The surrounding planting is largely European: conifers, native plants, and shrubs; attention-seeking pots of pink and red geraniums provide contrasting pops of colour. Yet, the courtyard has a distinctly Japanese feel, due perhaps to the water feature; an unusually narrow, rectangular pond which cuts across its centre like a deep gash. Koi carp loiter in the murky overhang of the single flagstone bridge or swim languid lengths occasionally bubbling to the surface to trap unwary flies and larvae. Grainy verdigris coats the angular piping, twisting coils, and inverted funnels of the fountain. It has been turned off, giving it the air of a becalmed Heath Robinson weather vane.
A solitary bench, hewn from a block of solid wood, sits parallel to the pond in silent symmetry. Although simple and stylish, it is uninviting, designed for stoicism rather than comfort.
Abandoned, a bird feeder sits off to one side, its trefoil of stone scallop shells stained by leaf debris and rainwater which has collected, mimicking absent molluscs, at the base of the upturned cups.
Here, by the house, the garden is still and there is no hint of the clattering railway.

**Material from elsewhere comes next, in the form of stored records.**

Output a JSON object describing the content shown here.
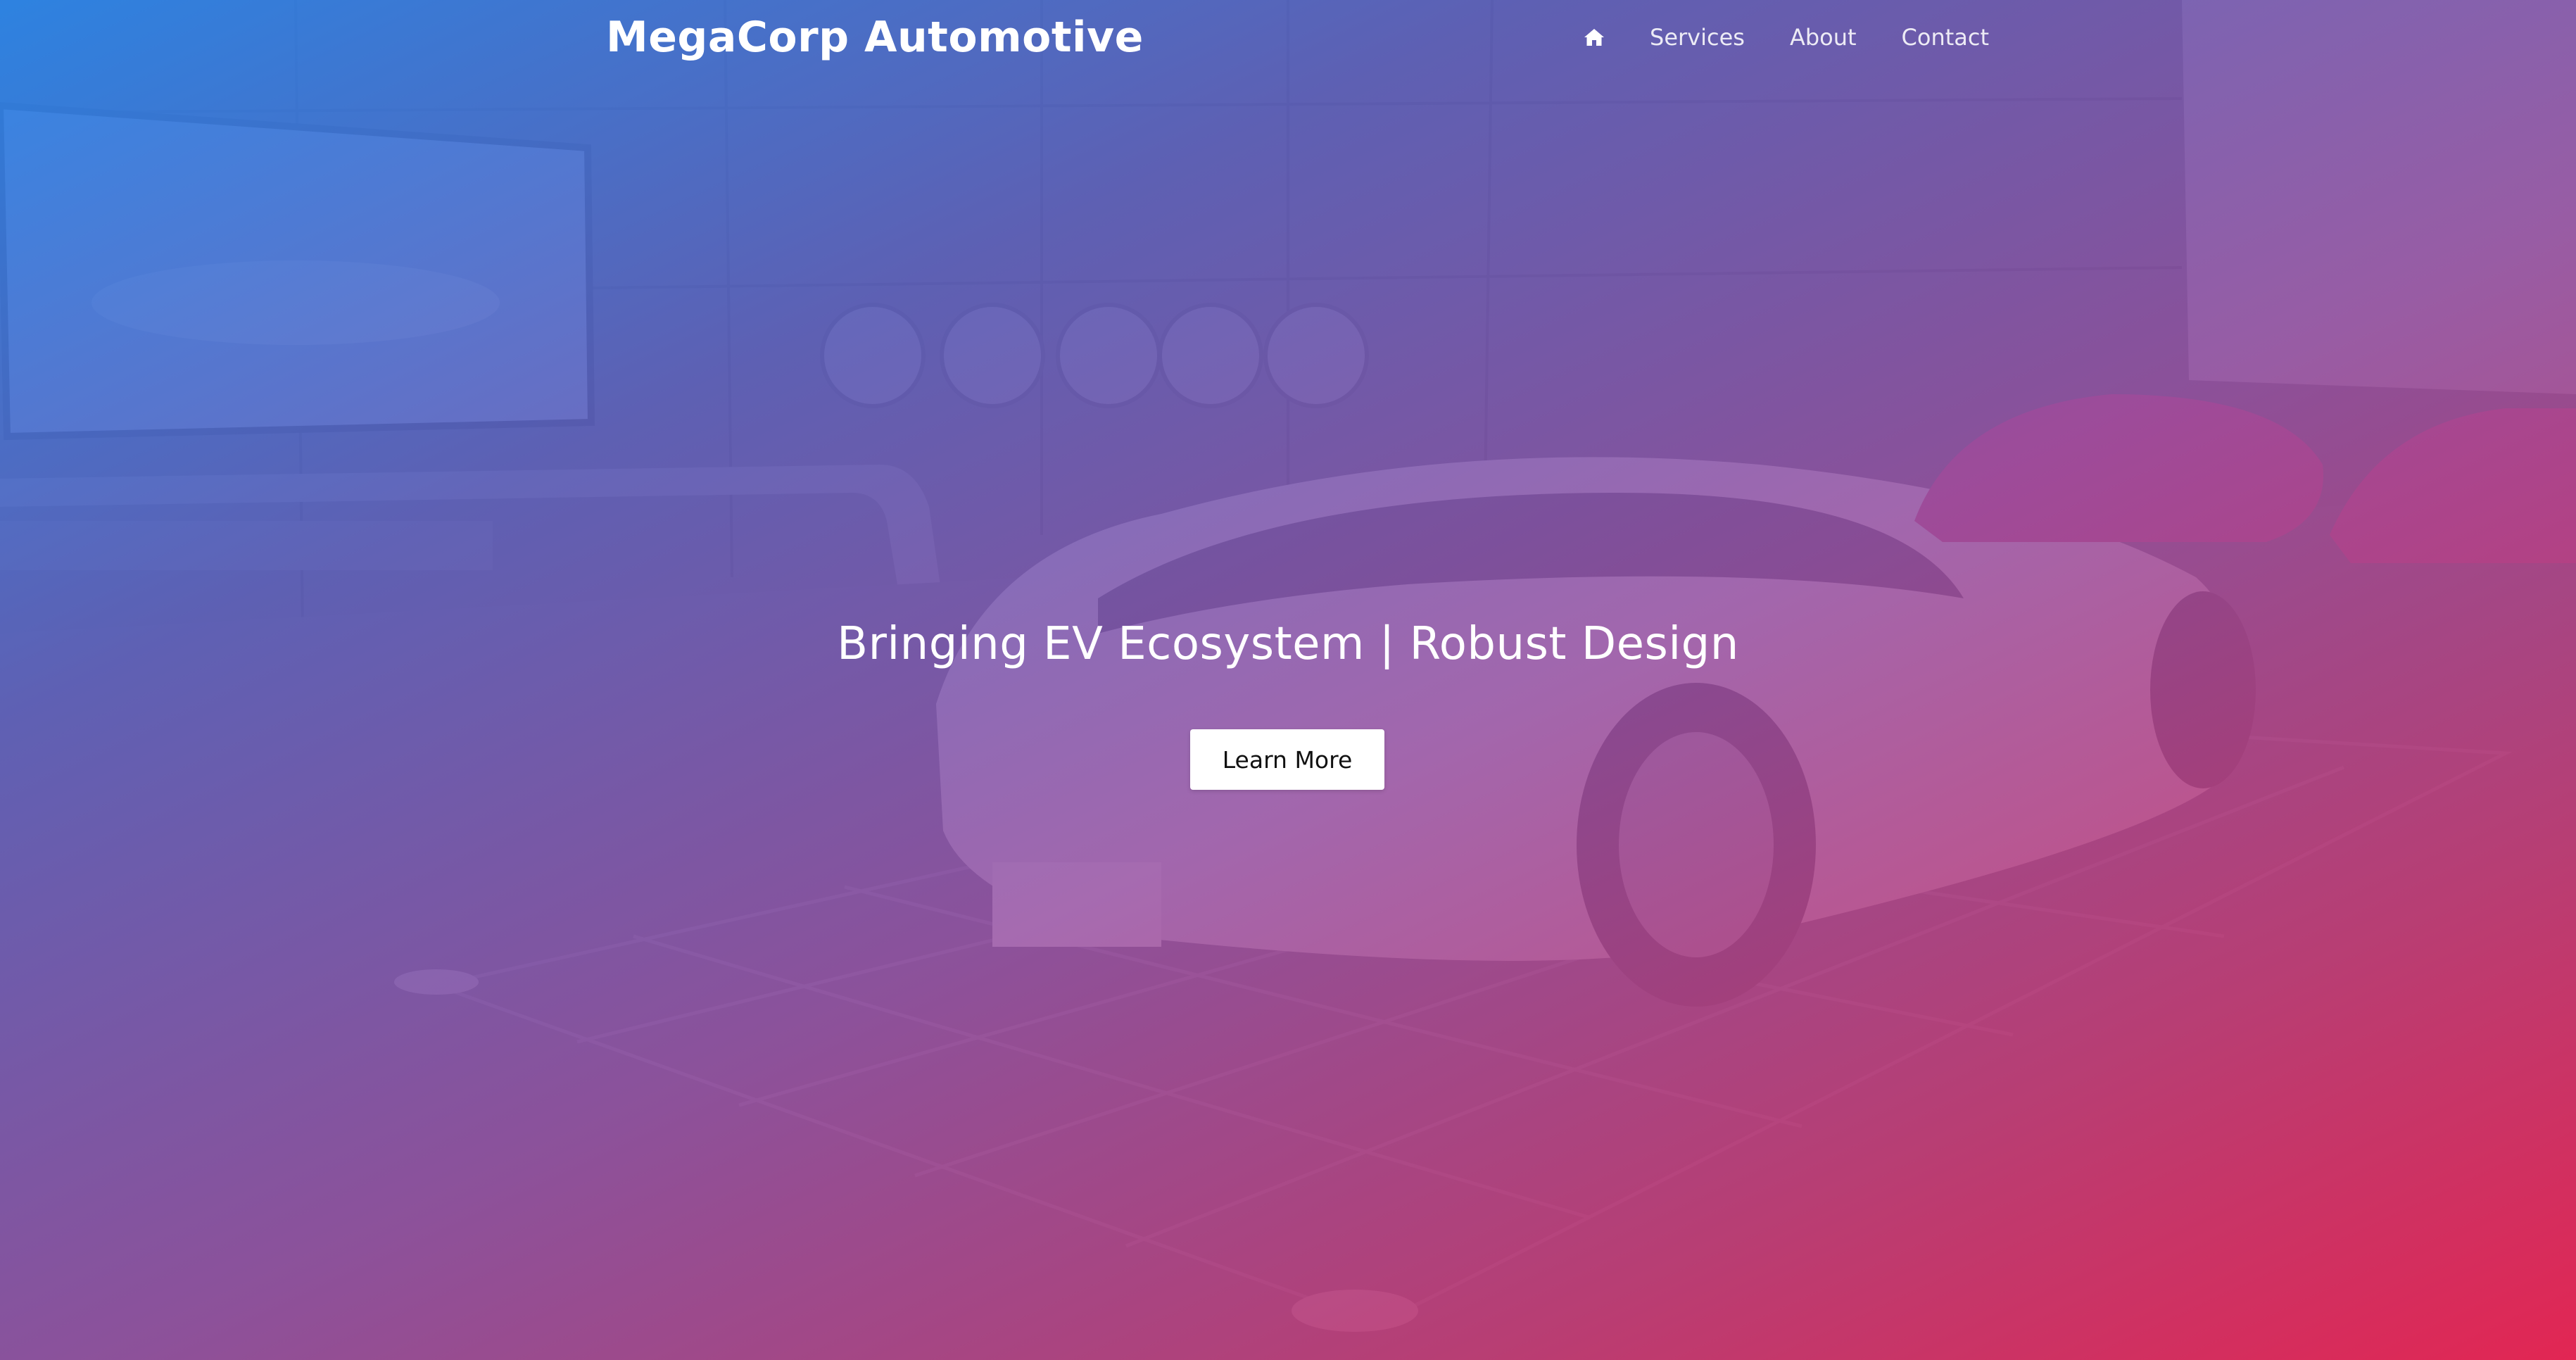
{
  "brand": {
    "name": "MegaCorp Automotive"
  },
  "nav": {
    "home_icon": "home-icon",
    "links": [
      {
        "label": "Services"
      },
      {
        "label": "About"
      },
      {
        "label": "Contact"
      }
    ]
  },
  "hero": {
    "headline": "Bringing EV Ecosystem | Robust Design",
    "cta_label": "Learn More",
    "gradient": {
      "start": "#2884e8",
      "mid": "#9646a0",
      "end": "#e82250"
    }
  }
}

Brenda Gvozdanovic is an ex-pat Scot who writes prose, poetry, and the occasional travelogue. Her work has been published online at Paragraph Planet; 101 Words; Bloodsugarpoetry; Nitrogen House Zine; and Serbiaincoming. She’s a compulsive collector of words and someday might even have enough for a novel.